Task directions:
Word for word, set down every record that appears below.

Data records:

>>

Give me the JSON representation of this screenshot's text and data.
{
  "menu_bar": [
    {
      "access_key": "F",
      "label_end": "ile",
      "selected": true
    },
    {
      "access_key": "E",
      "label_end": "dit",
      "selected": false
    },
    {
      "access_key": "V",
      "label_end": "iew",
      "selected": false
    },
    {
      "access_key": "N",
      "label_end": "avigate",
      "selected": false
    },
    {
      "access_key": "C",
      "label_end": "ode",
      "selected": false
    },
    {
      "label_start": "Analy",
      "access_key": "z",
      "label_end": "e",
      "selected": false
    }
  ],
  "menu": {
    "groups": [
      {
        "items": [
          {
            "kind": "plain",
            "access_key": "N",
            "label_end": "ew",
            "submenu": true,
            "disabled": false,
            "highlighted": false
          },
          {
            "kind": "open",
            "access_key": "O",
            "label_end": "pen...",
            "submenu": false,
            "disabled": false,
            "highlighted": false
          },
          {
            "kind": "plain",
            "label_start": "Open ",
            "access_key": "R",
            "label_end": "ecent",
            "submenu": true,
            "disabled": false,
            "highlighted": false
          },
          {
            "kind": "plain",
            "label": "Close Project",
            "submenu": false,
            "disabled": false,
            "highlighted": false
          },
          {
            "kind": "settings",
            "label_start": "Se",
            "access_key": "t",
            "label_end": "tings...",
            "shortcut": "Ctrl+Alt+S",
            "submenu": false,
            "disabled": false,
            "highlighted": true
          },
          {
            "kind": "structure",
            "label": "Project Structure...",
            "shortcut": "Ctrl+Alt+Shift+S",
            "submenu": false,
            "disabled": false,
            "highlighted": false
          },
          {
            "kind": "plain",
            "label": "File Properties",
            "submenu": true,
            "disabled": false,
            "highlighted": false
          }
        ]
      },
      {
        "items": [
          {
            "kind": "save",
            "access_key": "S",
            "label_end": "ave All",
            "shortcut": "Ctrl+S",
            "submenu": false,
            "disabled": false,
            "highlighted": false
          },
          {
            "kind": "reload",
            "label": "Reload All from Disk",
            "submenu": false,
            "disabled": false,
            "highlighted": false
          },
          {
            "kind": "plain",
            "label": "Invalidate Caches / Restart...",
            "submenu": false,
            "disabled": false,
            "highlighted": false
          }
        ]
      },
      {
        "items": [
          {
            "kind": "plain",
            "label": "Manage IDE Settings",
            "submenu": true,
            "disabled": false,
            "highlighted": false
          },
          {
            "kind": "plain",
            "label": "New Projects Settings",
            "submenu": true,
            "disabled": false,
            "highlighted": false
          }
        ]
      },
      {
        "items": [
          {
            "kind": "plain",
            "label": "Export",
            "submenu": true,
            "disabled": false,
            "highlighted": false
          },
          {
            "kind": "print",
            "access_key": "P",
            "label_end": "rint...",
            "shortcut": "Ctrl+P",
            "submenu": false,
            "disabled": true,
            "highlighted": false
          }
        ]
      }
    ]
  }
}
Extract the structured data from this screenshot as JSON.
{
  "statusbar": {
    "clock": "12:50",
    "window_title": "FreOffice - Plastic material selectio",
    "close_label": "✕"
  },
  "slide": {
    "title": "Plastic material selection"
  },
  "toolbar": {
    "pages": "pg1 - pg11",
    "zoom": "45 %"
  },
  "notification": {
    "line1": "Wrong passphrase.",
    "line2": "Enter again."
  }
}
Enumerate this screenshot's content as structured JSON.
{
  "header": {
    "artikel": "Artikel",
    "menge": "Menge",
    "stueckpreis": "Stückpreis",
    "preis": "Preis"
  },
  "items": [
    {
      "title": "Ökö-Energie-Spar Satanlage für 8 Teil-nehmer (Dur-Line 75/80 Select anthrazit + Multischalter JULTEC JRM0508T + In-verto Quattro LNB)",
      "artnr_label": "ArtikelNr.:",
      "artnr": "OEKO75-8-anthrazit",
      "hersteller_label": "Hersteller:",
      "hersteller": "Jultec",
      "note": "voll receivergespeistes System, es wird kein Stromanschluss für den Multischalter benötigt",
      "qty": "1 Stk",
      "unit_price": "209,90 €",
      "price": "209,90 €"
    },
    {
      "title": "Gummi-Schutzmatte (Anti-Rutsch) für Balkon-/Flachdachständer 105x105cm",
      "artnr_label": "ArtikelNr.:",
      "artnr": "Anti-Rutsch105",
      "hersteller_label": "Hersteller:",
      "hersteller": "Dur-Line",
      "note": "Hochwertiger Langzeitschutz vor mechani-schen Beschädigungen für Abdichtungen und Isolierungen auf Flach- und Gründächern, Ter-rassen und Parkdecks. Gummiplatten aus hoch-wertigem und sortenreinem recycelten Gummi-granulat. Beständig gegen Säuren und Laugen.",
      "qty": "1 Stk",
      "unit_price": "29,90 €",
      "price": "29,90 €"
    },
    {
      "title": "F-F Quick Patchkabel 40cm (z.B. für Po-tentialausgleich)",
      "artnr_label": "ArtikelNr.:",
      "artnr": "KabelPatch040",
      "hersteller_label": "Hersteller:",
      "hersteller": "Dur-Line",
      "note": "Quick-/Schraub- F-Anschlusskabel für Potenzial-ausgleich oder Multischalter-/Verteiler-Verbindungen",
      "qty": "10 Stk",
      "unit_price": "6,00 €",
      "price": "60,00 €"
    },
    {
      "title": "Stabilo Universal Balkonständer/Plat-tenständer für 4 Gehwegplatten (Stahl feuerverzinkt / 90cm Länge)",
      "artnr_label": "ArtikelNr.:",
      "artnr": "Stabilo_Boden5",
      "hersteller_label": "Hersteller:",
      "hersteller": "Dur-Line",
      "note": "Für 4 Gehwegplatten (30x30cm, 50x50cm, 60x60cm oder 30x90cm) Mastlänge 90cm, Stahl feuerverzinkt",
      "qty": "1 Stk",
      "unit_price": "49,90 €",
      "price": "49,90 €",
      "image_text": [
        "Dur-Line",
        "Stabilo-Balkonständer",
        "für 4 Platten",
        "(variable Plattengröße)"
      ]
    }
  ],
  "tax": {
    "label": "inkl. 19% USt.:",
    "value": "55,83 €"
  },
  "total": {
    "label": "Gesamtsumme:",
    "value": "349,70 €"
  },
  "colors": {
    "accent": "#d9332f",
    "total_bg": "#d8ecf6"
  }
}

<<

Problem solution:
Give me the JSON representation of this screenshot's text and data.
{
  "menu_bar": [
    {
      "access_key": "F",
      "label_end": "ile",
      "selected": true
    },
    {
      "access_key": "E",
      "label_end": "dit",
      "selected": false
    },
    {
      "access_key": "V",
      "label_end": "iew",
      "selected": false
    },
    {
      "access_key": "N",
      "label_end": "avigate",
      "selected": false
    },
    {
      "access_key": "C",
      "label_end": "ode",
      "selected": false
    },
    {
      "label_start": "Analy",
      "access_key": "z",
      "label_end": "e",
      "selected": false
    }
  ],
  "menu": {
    "groups": [
      {
        "items": [
          {
            "kind": "plain",
            "access_key": "N",
            "label_end": "ew",
            "submenu": true,
            "disabled": false,
            "highlighted": false
          },
          {
            "kind": "open",
            "access_key": "O",
            "label_end": "pen...",
            "submenu": false,
            "disabled": false,
            "highlighted": false
          },
          {
            "kind": "plain",
            "label_start": "Open ",
            "access_key": "R",
            "label_end": "ecent",
            "submenu": true,
            "disabled": false,
            "highlighted": false
          },
          {
            "kind": "plain",
            "label": "Close Project",
            "submenu": false,
            "disabled": false,
            "highlighted": false
          },
          {
            "kind": "settings",
            "label_start": "Se",
            "access_key": "t",
            "label_end": "tings...",
            "shortcut": "Ctrl+Alt+S",
            "submenu": false,
            "disabled": false,
            "highlighted": true
          },
          {
            "kind": "structure",
            "label": "Project Structure...",
            "shortcut": "Ctrl+Alt+Shift+S",
            "submenu": false,
            "disabled": false,
            "highlighted": false
          },
          {
            "kind": "plain",
            "label": "File Properties",
            "submenu": true,
            "disabled": false,
            "highlighted": false
          }
        ]
      },
      {
        "items": [
          {
            "kind": "save",
            "access_key": "S",
            "label_end": "ave All",
            "shortcut": "Ctrl+S",
            "submenu": false,
            "disabled": false,
            "highlighted": false
          },
          {
            "kind": "reload",
            "label": "Reload All from Disk",
            "submenu": false,
            "disabled": false,
            "highlighted": false
          },
          {
            "kind": "plain",
            "label": "Invalidate Caches / Restart...",
            "submenu": false,
            "disabled": false,
            "highlighted": false
          }
        ]
      },
      {
        "items": [
          {
            "kind": "plain",
            "label": "Manage IDE Settings",
            "submenu": true,
            "disabled": false,
            "highlighted": false
          },
          {
            "kind": "plain",
            "label": "New Projects Settings",
            "submenu": true,
            "disabled": false,
            "highlighted": false
          }
        ]
      },
      {
        "items": [
          {
            "kind": "plain",
            "label": "Export",
            "submenu": true,
            "disabled": false,
            "highlighted": false
          },
          {
            "kind": "print",
            "access_key": "P",
            "label_end": "rint...",
            "shortcut": "Ctrl+P",
            "submenu": false,
            "disabled": true,
            "highlighted": false
          }
        ]
      }
    ]
  }
}
Extract the structured data from this screenshot as JSON.
{
  "statusbar": {
    "clock": "12:50",
    "window_title": "FreOffice - Plastic material selectio",
    "close_label": "✕"
  },
  "slide": {
    "title": "Plastic material selection"
  },
  "toolbar": {
    "pages": "pg1 - pg11",
    "zoom": "45 %"
  },
  "notification": {
    "line1": "Wrong passphrase.",
    "line2": "Enter again."
  }
}
Enumerate this screenshot's content as structured JSON.
{
  "header": {
    "artikel": "Artikel",
    "menge": "Menge",
    "stueckpreis": "Stückpreis",
    "preis": "Preis"
  },
  "items": [
    {
      "title": "Ökö-Energie-Spar Satanlage für 8 Teil-nehmer (Dur-Line 75/80 Select anthrazit + Multischalter JULTEC JRM0508T + In-verto Quattro LNB)",
      "artnr_label": "ArtikelNr.:",
      "artnr": "OEKO75-8-anthrazit",
      "hersteller_label": "Hersteller:",
      "hersteller": "Jultec",
      "note": "voll receivergespeistes System, es wird kein Stromanschluss für den Multischalter benötigt",
      "qty": "1 Stk",
      "unit_price": "209,90 €",
      "price": "209,90 €"
    },
    {
      "title": "Gummi-Schutzmatte (Anti-Rutsch) für Balkon-/Flachdachständer 105x105cm",
      "artnr_label": "ArtikelNr.:",
      "artnr": "Anti-Rutsch105",
      "hersteller_label": "Hersteller:",
      "hersteller": "Dur-Line",
      "note": "Hochwertiger Langzeitschutz vor mechani-schen Beschädigungen für Abdichtungen und Isolierungen auf Flach- und Gründächern, Ter-rassen und Parkdecks. Gummiplatten aus hoch-wertigem und sortenreinem recycelten Gummi-granulat. Beständig gegen Säuren und Laugen.",
      "qty": "1 Stk",
      "unit_price": "29,90 €",
      "price": "29,90 €"
    },
    {
      "title": "F-F Quick Patchkabel 40cm (z.B. für Po-tentialausgleich)",
      "artnr_label": "ArtikelNr.:",
      "artnr": "KabelPatch040",
      "hersteller_label": "Hersteller:",
      "hersteller": "Dur-Line",
      "note": "Quick-/Schraub- F-Anschlusskabel für Potenzial-ausgleich oder Multischalter-/Verteiler-Verbindungen",
      "qty": "10 Stk",
      "unit_price": "6,00 €",
      "price": "60,00 €"
    },
    {
      "title": "Stabilo Universal Balkonständer/Plat-tenständer für 4 Gehwegplatten (Stahl feuerverzinkt / 90cm Länge)",
      "artnr_label": "ArtikelNr.:",
      "artnr": "Stabilo_Boden5",
      "hersteller_label": "Hersteller:",
      "hersteller": "Dur-Line",
      "note": "Für 4 Gehwegplatten (30x30cm, 50x50cm, 60x60cm oder 30x90cm) Mastlänge 90cm, Stahl feuerverzinkt",
      "qty": "1 Stk",
      "unit_price": "49,90 €",
      "price": "49,90 €",
      "image_text": [
        "Dur-Line",
        "Stabilo-Balkonständer",
        "für 4 Platten",
        "(variable Plattengröße)"
      ]
    }
  ],
  "tax": {
    "label": "inkl. 19% USt.:",
    "value": "55,83 €"
  },
  "total": {
    "label": "Gesamtsumme:",
    "value": "349,70 €"
  },
  "colors": {
    "accent": "#d9332f",
    "total_bg": "#d8ecf6"
  }
}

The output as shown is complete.